  2. Brasseur de Bourbourg, the "discoverer" of Landa's manuscript, added several signs of his own invention to the original Landa alphabet. See his introduction to the Codex Troano published by the French Government. Leon de Rosny published an alphabet of 29 letters with numerous variants. Later Dr. F. Le Plongeon defined 23 letters with variants and made elaborate interpretations of the texts with this "alphabet" as his key. Another alphabet was that proposed by Dr. Hilborne T. Cresson, which included syllables as well as letters, and with which its originator also essayed to read the texts. Scarce worthy of mention are the alphabet and volume of interlinear translations from both the inscriptions and the codices published by F. A. de la Rochefoucauld.
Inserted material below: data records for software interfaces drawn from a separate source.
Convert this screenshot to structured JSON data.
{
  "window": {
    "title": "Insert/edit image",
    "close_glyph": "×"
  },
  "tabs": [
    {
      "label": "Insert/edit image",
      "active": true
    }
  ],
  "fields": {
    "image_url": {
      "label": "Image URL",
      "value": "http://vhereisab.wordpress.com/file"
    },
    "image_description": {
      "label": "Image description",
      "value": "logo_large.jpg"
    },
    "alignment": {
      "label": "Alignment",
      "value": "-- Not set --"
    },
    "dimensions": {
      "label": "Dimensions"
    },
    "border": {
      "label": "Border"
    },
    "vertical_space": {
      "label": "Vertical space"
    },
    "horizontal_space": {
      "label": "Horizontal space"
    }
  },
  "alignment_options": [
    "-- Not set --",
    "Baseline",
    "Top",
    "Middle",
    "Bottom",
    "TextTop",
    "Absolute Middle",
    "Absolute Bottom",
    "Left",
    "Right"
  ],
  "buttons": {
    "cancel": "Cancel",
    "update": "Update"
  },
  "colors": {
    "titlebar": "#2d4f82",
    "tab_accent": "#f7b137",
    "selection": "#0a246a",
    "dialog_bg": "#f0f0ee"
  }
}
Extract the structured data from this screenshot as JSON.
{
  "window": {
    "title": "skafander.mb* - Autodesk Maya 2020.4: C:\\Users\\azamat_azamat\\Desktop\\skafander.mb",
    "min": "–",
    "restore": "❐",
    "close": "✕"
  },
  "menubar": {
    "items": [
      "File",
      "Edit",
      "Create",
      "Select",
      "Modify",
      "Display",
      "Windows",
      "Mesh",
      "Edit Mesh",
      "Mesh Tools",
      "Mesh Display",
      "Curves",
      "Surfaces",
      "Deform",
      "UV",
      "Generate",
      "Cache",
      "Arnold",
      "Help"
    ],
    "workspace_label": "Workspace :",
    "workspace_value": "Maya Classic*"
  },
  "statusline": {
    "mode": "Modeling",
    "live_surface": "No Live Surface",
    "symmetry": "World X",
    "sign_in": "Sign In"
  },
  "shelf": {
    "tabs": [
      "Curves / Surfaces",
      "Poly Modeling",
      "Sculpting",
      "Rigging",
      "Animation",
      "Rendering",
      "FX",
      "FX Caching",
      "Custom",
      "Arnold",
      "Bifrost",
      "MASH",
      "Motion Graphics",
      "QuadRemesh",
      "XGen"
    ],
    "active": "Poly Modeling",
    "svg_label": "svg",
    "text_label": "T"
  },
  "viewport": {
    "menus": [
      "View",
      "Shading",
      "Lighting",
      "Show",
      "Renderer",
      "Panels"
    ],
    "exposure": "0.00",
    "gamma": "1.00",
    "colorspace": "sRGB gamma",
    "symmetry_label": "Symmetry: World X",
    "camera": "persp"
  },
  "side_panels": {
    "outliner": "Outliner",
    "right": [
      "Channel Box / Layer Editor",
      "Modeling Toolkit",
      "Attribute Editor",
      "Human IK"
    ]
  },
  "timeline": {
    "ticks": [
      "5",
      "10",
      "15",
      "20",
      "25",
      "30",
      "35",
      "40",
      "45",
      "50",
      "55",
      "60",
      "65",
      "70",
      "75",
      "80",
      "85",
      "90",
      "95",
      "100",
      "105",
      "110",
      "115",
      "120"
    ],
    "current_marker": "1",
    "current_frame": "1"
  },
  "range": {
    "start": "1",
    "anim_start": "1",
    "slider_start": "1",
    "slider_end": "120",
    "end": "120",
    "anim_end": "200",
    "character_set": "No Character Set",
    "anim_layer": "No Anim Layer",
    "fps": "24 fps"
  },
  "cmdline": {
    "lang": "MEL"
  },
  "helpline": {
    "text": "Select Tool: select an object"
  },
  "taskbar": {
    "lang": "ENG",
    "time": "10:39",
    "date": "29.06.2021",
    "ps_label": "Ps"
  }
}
This is very fantastic and utterly without value unless, as Doctor Brinton says, it be taken "as a warning against the intellectual aberrations to which students of these ancient mysteries seem peculiarly prone." The late Dr. Cyrus Thomas, of the Bureau of American Ethnology, was the last of those who endeavored to interpret the Maya texts by means of alphabets; though he was perhaps the best of them all, much of his work in this particular respect will not stand.
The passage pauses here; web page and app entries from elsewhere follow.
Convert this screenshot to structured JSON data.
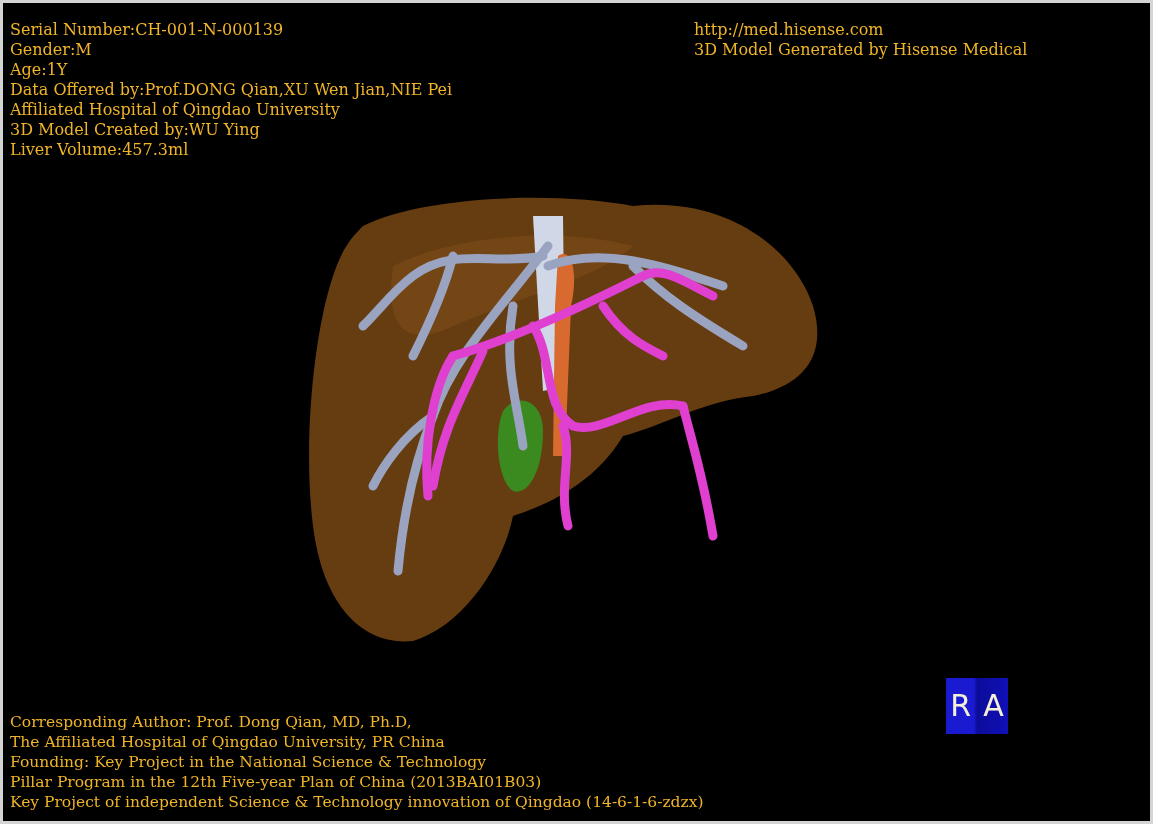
{
  "info_left": [
    "Serial Number:CH-001-N-000139",
    "Gender:M",
    "Age:1Y",
    "Data Offered by:Prof.DONG Qian,XU Wen Jian,NIE Pei",
    "Affiliated Hospital of Qingdao University",
    "3D Model Created by:WU Ying",
    "Liver Volume:457.3ml"
  ],
  "info_right": [
    "http://med.hisense.com",
    "3D Model Generated by Hisense Medical"
  ],
  "credits": [
    "Corresponding Author: Prof. Dong Qian, MD, Ph.D,",
    "The Affiliated Hospital of Qingdao University, PR China",
    "Founding: Key Project in the National Science & Technology",
    "Pillar Program in the 12th Five-year Plan of China (2013BAI01B03)",
    "Key Project of independent Science & Technology innovation of Qingdao (14-6-1-6-zdzx)"
  ],
  "orientation_cube": {
    "labels": [
      "R",
      "A"
    ]
  }
}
  3. Thus the whole rebus in figure 14 reads: "Eye bee leaf ant rose can well bear awl four ewe." These words may be replaced by their homophones as follows: "I believe Aunt Rose can well bear all for you." Rebus writing depends on the principle of homophones; that is, words or characters which sound alike but have different meanings.
  4. The period of the synodical revolution of Venus as computed to-day is 583.920 days.
  5. According to modern calculations, the period of the lunar revolution is 29.530588, or approximately 29½ days. For 405 revolutions the accumulated error would be .03×405=12.15 days. This error the Maya obviated by using 29.5 in some calculations and 29.6 in others, the latter offsetting the former. Thus the first 17 revolutions of the sequence are divided into three groups; the first 6 revolutions being computed at 29.5, each giving a total of 177 days; and the second 6 revolutions also being computed at 29.5 each, giving a total of another 177 days. The third group of 5 revolutions, however, was computed at 29.6 each, giving a total of 148 days. The total number of days in the first 17 revolutions was thus computed to be 177+177+147=502, which is very close to the time computed by modern calculations, 502.02.
  6. This is the tropical year or the time from one equinox to its return.
  7. Landa, 1864: p. 52.
  8. Cogolludo, 1688: I, lib. IV, V, p. 186.
  9. For example, if the revolution of Venus had been the governing phenomenon, each monument would be distant from some other by 584 days; if that of Mars, 780 days; if that of Mercury, 115 or 116 days, etc. Furthermore, the sequence, once commenced, would naturally have been more or less uninterrupted. It is hardly necessary to repeat that the intervals which have been found, namely, 7200 and 1800, rest on no known astronomical phenomena but are the direct result of the Maya vigesimal system of numeration.
  10. It is possible that the Codex Peresianus may treat of historical matter, as already explained.